Stored data

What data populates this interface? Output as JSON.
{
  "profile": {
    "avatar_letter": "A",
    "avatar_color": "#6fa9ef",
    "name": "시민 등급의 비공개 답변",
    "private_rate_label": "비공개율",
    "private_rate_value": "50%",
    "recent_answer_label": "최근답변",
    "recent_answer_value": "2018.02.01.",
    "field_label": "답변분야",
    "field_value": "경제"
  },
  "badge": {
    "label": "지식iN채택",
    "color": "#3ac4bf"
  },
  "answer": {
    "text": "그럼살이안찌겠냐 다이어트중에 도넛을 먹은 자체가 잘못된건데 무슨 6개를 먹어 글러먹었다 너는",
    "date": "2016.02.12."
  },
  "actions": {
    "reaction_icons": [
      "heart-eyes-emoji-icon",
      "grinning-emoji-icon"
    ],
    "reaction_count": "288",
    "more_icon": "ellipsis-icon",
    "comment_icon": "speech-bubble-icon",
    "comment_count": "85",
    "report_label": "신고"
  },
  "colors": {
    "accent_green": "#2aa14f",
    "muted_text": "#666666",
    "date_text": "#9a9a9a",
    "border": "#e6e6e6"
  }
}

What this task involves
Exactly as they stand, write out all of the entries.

Written answer
What data populates this interface? Output as JSON.
{
  "profile": {
    "avatar_letter": "A",
    "avatar_color": "#6fa9ef",
    "name": "시민 등급의 비공개 답변",
    "private_rate_label": "비공개율",
    "private_rate_value": "50%",
    "recent_answer_label": "최근답변",
    "recent_answer_value": "2018.02.01.",
    "field_label": "답변분야",
    "field_value": "경제"
  },
  "badge": {
    "label": "지식iN채택",
    "color": "#3ac4bf"
  },
  "answer": {
    "text": "그럼살이안찌겠냐 다이어트중에 도넛을 먹은 자체가 잘못된건데 무슨 6개를 먹어 글러먹었다 너는",
    "date": "2016.02.12."
  },
  "actions": {
    "reaction_icons": [
      "heart-eyes-emoji-icon",
      "grinning-emoji-icon"
    ],
    "reaction_count": "288",
    "more_icon": "ellipsis-icon",
    "comment_icon": "speech-bubble-icon",
    "comment_count": "85",
    "report_label": "신고"
  },
  "colors": {
    "accent_green": "#2aa14f",
    "muted_text": "#666666",
    "date_text": "#9a9a9a",
    "border": "#e6e6e6"
  }
}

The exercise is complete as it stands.